- _WHAT TO DO_
Your job is to report every line of the entries that has "this".

[[ MATERIAL PROVIDED open ]]

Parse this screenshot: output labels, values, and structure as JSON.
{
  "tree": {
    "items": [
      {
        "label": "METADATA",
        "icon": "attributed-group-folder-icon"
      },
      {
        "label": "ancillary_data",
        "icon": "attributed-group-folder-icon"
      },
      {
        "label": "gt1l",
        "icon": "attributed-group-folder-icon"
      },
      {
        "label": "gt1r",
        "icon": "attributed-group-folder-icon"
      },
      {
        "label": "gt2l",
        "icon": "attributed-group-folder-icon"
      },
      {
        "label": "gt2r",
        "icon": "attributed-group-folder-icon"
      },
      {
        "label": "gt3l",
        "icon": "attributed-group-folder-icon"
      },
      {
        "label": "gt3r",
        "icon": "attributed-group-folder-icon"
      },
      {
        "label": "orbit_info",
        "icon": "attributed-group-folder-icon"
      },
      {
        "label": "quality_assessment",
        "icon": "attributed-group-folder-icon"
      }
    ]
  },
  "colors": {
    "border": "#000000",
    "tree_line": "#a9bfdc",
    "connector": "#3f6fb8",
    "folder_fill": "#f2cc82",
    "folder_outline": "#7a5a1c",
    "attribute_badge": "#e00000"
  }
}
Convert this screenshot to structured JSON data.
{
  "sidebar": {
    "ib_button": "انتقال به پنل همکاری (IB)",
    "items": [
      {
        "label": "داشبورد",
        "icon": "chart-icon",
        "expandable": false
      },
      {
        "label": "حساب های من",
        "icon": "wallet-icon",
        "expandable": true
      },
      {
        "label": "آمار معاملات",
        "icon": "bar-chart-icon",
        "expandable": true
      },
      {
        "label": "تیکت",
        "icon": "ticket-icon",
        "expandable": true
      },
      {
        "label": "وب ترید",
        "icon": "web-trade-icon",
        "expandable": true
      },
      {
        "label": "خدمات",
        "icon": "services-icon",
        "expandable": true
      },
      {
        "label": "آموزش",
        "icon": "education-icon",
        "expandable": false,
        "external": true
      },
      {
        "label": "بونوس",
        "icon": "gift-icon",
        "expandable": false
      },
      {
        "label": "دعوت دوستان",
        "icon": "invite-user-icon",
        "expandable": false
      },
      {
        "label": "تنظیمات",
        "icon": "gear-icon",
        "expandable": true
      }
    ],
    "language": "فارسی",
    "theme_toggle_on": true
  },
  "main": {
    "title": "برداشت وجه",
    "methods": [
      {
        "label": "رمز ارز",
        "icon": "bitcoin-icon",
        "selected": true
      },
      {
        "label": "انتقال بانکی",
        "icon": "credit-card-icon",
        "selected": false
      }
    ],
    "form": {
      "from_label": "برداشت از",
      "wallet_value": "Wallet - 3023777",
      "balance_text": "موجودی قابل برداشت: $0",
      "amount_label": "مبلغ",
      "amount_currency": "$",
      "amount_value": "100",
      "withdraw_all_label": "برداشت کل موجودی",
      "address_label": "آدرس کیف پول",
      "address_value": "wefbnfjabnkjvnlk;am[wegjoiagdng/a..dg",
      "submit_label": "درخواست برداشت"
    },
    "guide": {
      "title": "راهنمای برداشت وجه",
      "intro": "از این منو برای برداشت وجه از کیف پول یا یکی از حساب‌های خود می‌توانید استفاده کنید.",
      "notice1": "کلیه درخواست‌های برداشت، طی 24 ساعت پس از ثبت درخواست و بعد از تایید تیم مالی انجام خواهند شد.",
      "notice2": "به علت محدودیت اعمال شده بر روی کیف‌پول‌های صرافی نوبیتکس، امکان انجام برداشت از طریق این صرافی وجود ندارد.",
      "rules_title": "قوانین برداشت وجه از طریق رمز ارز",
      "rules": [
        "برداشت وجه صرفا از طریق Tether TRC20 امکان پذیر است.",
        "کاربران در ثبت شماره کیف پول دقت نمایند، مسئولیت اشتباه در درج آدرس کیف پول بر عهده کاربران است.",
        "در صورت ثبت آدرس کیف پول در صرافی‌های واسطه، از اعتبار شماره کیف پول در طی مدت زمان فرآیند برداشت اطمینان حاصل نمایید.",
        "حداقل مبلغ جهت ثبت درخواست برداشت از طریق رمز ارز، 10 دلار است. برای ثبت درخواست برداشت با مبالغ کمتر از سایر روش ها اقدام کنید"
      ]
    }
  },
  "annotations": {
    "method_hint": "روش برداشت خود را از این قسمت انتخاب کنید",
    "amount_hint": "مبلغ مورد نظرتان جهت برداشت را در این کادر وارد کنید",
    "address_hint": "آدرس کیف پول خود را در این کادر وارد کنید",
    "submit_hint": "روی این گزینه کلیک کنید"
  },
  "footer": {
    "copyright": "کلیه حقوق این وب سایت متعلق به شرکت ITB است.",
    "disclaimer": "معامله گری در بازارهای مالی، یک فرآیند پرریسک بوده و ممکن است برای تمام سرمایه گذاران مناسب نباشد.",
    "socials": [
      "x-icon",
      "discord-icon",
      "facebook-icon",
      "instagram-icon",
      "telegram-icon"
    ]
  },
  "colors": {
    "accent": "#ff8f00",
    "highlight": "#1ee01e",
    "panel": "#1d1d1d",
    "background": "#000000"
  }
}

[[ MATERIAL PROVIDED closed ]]

- _PROBLEM SOLUTION_
Parse this screenshot: output labels, values, and structure as JSON.
Convert this screenshot to structured JSON data.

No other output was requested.